RECORDS FOR THIS TASK:
-- -- --

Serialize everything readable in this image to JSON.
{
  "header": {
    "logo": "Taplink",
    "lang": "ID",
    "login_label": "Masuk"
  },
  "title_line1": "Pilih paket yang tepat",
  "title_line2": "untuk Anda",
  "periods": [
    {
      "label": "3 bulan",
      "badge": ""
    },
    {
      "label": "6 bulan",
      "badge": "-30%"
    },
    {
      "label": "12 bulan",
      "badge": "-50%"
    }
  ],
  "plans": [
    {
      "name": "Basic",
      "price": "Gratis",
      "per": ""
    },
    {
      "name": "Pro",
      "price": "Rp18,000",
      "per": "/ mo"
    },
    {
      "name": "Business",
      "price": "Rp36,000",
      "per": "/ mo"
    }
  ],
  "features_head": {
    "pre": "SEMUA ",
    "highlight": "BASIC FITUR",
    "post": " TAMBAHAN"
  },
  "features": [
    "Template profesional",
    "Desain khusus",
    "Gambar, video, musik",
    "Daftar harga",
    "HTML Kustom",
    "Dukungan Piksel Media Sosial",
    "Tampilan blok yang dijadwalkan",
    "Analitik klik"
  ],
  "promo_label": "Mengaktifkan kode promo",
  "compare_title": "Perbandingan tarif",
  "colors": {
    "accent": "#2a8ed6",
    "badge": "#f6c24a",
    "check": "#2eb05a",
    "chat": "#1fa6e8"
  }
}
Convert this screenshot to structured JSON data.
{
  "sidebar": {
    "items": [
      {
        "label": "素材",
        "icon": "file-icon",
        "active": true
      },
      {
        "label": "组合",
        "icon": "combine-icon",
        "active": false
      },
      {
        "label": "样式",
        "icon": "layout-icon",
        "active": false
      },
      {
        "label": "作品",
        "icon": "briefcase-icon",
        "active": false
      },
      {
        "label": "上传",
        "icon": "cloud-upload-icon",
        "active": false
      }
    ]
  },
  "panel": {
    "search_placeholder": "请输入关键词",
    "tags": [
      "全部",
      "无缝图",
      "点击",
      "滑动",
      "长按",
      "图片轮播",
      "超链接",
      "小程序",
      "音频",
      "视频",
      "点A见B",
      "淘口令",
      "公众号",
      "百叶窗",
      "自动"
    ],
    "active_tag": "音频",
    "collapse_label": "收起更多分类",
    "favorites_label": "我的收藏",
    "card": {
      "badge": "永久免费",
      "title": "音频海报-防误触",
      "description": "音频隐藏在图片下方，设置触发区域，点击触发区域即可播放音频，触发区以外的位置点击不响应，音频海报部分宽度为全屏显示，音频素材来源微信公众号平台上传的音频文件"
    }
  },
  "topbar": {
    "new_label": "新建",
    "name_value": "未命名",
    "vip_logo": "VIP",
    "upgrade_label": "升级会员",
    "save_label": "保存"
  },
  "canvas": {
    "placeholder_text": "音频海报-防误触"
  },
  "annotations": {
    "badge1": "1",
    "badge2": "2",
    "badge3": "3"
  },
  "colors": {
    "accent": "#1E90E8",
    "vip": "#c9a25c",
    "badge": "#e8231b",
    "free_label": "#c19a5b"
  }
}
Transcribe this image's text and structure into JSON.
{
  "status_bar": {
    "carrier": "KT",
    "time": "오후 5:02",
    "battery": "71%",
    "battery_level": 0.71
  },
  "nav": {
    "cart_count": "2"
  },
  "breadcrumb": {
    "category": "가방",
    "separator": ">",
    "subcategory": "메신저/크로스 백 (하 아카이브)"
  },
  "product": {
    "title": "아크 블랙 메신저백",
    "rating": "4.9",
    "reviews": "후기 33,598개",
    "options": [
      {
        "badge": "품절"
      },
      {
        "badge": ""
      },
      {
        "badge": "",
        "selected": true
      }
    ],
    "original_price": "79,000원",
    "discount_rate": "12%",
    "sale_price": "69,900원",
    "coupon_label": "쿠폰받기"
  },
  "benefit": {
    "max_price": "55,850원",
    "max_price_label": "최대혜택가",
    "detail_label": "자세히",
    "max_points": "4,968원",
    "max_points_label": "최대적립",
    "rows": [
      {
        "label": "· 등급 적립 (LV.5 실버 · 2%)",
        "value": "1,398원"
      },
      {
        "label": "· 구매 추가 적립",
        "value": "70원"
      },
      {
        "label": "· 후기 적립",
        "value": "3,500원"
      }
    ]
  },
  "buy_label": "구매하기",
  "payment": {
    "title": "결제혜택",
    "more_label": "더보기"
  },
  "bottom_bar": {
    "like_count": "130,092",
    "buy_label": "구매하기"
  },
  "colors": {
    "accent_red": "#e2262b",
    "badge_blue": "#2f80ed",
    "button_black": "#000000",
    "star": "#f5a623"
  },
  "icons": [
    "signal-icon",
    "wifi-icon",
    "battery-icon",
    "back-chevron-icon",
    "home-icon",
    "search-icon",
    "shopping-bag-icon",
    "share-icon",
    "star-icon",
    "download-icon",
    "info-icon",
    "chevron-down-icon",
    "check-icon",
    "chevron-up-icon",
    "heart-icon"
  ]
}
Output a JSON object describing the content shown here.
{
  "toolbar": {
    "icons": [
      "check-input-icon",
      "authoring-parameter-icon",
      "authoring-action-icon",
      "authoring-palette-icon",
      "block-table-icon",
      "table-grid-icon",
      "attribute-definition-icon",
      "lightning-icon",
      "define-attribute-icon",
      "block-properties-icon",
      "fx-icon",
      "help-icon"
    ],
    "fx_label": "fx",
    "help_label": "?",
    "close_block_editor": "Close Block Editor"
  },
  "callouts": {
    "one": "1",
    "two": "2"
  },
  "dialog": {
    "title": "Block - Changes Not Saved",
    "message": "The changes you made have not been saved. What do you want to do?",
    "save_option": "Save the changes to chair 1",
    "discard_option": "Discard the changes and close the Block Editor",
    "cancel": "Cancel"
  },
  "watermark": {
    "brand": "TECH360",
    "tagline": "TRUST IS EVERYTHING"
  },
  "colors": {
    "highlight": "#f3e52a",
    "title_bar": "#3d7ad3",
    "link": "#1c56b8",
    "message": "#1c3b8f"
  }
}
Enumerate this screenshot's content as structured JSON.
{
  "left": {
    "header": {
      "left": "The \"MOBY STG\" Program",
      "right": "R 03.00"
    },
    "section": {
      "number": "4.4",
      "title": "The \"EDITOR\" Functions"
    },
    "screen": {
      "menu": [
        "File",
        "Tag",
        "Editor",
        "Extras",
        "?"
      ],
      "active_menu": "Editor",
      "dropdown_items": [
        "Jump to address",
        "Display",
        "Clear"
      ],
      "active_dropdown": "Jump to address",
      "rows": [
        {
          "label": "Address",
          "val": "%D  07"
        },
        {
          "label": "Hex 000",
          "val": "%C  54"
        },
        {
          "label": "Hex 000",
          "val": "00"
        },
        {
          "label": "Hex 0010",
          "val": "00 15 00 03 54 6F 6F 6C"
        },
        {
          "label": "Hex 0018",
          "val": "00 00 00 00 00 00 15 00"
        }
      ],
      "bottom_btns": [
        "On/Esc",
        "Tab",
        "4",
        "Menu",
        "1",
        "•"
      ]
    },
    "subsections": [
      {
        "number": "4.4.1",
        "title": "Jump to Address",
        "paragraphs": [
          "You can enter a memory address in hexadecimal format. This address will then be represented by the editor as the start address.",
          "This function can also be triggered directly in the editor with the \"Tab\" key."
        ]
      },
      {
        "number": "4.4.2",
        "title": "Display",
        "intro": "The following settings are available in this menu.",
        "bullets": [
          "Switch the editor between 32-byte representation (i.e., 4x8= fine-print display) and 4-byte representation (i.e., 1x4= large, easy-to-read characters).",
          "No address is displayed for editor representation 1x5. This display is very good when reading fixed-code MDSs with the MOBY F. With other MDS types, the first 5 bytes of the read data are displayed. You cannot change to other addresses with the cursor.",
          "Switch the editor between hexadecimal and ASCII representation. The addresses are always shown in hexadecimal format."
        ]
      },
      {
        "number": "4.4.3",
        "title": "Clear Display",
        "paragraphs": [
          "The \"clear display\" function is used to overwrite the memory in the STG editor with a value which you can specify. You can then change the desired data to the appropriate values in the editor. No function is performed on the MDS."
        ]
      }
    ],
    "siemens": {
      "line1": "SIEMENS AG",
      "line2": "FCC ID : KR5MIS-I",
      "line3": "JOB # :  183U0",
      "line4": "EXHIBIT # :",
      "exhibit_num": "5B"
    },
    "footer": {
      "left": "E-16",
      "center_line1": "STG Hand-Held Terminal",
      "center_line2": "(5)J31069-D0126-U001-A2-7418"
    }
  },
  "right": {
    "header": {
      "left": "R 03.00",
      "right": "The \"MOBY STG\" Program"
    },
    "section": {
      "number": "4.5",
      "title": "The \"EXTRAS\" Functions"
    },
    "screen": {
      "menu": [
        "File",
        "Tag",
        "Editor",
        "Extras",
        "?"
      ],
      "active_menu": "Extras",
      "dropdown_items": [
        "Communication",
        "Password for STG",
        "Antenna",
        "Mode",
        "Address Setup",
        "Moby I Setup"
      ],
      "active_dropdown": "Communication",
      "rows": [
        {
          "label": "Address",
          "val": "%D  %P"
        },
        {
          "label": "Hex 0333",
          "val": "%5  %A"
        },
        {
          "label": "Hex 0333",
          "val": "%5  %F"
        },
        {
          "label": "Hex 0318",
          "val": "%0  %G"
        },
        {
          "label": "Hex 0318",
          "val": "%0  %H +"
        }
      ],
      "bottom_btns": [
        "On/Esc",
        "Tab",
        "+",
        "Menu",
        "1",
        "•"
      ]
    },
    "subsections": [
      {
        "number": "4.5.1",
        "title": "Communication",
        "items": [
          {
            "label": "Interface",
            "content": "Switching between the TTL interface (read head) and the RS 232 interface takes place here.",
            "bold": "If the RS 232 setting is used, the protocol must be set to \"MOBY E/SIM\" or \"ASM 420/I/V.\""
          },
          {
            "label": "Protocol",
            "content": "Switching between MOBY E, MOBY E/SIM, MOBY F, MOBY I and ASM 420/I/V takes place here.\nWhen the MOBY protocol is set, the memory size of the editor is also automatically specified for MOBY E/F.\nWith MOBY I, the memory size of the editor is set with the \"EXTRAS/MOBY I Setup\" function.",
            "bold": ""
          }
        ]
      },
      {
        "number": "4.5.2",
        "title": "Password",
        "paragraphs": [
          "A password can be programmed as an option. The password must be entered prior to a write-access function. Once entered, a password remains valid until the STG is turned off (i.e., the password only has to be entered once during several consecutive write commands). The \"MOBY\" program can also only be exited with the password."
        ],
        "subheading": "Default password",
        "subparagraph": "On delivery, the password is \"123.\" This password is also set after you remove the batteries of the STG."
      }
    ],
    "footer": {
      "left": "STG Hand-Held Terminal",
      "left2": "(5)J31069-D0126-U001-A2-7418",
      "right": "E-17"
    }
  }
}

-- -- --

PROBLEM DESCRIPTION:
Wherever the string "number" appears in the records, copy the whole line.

TASK ANSWER:
      "number": "4.4",
        "number": "4.4.1",
        "number": "4.4.2",
        "number": "4.4.3",
      "number": "4.5",
        "number": "4.5.1",
        "number": "4.5.2",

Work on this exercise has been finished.